We later learned about leptin and its implications. Leptin is the hormone responsible for inhibiting hunger and increasing energy expenditure. It is produced primarily within white adipose tissues. It also enhances insulin’s ability to suppress glucose production. Increased adiposity causes increase in plasma concentration which could lead to leptin resistance which in turm leads to increased body adiposity. The pathway:

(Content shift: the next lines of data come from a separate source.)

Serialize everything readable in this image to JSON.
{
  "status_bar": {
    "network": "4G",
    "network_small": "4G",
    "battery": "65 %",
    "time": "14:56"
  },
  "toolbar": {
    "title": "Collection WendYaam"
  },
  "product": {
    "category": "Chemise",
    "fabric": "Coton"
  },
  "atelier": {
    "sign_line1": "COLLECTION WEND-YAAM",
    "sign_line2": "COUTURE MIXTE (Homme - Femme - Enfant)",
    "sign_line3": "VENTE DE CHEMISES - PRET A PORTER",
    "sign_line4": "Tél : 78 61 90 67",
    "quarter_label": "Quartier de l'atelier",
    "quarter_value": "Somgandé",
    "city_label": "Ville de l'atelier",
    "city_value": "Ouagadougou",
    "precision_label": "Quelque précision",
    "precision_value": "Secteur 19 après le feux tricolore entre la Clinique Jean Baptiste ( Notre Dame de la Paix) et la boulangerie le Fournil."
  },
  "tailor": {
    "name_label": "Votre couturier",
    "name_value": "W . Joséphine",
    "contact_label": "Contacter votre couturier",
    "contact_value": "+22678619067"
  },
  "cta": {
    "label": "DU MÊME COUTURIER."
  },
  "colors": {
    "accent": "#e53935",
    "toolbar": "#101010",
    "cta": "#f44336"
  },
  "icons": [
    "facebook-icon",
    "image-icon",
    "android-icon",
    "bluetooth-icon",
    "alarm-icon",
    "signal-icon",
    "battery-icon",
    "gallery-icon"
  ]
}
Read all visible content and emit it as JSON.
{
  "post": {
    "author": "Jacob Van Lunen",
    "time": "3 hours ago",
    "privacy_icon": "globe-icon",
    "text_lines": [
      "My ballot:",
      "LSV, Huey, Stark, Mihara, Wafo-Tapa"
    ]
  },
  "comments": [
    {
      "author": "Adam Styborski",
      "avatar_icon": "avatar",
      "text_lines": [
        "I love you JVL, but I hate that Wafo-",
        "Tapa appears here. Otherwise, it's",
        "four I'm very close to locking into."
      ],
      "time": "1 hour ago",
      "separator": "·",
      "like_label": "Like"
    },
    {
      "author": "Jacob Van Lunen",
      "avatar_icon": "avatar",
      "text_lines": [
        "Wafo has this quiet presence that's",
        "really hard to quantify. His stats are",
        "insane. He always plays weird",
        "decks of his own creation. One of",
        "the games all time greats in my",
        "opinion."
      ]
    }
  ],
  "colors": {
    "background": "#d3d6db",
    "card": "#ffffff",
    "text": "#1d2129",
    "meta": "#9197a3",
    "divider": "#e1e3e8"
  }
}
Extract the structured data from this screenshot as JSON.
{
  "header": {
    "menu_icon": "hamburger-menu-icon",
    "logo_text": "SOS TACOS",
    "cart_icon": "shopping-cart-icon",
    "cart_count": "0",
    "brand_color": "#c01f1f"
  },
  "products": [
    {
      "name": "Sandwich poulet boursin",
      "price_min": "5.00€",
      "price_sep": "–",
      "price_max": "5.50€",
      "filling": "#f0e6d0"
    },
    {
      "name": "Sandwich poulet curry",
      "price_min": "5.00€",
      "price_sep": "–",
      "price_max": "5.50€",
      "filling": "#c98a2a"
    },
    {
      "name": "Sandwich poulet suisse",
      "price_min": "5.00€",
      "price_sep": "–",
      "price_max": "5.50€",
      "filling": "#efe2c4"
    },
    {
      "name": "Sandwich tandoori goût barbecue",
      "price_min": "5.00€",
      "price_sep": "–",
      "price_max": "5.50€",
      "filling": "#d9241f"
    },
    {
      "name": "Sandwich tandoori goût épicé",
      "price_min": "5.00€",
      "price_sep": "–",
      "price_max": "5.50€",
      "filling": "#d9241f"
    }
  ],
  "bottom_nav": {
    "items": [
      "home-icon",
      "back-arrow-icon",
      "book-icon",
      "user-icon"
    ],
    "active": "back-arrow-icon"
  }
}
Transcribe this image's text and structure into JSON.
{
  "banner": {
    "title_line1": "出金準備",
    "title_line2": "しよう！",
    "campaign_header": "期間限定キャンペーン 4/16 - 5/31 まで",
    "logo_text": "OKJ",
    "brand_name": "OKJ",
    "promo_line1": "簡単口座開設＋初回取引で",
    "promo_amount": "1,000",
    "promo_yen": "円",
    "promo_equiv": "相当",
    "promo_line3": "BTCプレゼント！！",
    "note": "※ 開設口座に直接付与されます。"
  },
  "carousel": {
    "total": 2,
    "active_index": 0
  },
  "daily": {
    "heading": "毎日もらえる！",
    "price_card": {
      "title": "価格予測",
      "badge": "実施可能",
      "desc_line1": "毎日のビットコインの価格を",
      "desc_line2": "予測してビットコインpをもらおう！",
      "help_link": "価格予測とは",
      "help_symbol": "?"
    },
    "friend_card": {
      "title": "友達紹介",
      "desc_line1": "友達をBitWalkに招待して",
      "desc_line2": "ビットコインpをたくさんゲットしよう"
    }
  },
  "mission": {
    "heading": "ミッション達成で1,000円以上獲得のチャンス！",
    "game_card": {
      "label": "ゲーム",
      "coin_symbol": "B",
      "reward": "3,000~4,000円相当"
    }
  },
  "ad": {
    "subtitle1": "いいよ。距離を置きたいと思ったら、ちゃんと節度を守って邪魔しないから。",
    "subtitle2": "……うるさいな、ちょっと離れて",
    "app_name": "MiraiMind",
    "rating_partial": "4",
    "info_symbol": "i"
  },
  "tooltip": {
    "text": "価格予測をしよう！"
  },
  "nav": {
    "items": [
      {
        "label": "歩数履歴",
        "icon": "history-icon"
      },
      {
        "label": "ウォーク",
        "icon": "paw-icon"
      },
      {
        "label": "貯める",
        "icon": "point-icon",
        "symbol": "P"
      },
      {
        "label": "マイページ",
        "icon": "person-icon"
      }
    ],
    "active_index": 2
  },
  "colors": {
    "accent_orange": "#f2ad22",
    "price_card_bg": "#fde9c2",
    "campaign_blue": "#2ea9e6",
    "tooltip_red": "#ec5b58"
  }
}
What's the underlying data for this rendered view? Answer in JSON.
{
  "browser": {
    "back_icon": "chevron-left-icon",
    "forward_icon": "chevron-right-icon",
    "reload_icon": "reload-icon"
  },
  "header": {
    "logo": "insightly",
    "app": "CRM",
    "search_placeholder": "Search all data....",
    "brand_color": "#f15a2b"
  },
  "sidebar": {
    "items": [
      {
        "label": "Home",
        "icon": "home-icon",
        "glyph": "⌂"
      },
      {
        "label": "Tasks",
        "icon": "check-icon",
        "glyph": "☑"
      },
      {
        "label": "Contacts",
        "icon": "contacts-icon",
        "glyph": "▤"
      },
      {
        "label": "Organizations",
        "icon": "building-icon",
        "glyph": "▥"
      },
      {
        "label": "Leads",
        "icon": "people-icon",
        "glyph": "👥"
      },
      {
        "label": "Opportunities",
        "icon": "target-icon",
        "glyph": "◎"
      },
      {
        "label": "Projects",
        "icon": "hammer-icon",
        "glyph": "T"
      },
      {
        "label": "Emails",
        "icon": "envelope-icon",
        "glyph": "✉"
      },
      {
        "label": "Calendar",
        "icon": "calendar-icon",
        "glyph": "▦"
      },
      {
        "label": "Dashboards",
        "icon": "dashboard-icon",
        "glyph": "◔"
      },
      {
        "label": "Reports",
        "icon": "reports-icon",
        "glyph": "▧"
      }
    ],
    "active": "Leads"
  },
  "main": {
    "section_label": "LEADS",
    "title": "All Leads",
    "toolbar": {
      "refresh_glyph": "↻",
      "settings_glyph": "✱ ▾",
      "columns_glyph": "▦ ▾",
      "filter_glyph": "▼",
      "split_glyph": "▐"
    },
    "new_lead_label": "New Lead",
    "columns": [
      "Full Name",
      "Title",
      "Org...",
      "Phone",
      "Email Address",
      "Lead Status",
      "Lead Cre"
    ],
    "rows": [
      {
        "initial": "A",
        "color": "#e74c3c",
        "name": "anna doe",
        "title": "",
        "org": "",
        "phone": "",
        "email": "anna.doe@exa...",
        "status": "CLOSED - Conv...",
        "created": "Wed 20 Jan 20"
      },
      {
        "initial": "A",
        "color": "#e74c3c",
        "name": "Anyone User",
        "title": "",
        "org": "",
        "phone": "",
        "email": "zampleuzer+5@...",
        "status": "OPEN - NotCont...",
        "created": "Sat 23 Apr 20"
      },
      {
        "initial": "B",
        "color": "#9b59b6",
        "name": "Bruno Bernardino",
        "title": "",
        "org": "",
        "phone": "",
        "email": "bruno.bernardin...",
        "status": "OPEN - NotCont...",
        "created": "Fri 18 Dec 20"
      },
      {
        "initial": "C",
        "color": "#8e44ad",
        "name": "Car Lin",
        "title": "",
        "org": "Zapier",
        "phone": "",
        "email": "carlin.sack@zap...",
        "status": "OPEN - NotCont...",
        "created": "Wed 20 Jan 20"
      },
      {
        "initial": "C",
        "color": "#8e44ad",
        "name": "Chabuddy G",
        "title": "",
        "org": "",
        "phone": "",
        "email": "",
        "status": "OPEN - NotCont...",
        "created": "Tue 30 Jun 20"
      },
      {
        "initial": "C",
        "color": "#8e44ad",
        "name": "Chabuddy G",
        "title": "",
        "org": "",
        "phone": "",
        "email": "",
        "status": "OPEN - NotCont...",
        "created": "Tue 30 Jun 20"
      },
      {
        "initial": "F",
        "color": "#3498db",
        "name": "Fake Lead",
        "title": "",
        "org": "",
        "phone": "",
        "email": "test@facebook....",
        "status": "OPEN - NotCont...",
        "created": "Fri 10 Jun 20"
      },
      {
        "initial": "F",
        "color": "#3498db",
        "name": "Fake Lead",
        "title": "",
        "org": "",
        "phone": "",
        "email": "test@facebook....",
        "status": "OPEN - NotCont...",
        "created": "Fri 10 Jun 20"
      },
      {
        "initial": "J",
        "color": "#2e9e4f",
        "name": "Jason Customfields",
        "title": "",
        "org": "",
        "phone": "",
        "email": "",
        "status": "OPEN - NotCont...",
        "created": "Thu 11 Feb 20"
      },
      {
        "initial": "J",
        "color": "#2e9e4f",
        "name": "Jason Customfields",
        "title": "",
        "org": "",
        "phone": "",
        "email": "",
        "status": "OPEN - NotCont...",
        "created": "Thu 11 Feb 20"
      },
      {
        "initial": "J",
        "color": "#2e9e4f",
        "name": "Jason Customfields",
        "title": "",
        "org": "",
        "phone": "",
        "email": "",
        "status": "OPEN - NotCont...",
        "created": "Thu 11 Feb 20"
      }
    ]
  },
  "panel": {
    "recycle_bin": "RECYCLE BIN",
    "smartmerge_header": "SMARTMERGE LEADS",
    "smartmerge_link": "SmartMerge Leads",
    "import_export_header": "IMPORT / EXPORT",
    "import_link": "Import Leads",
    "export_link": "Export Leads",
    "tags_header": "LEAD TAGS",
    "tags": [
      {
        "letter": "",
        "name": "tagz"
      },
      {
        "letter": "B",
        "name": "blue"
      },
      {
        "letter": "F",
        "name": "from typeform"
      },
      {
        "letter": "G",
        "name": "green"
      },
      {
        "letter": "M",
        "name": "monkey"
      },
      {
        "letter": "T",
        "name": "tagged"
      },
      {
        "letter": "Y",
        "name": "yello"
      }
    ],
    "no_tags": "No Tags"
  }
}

There was an emphasis placed on POMC neurons which are responsible for releasing alpha-melanocyte stimulating hormone that affects the melanocortin receptors. This hormone is responsible for inhibiting food intake, increasing energy expenditure, and decreasing body weight. Leptin will act on these POMC neurons to activate them and produce the aforementioned results. On the opposite side insulin will hyperpolarize theses POMC neurons therefore inhibiting its effects. NPY and AgRP are peptides responsible for increase food intake, decrease in energy expenditure by inhibiting POMC neurons. Leptin will inhibit these NPY and AgRP neurons causing the opposite effect.
Both papers that were discussed this week showed that leptin and insulin share a pathway in which different effects are produced by either hormone. The major concept that was seen throughout was that all theses hormones and pathways work together in order to maintain homeostasis.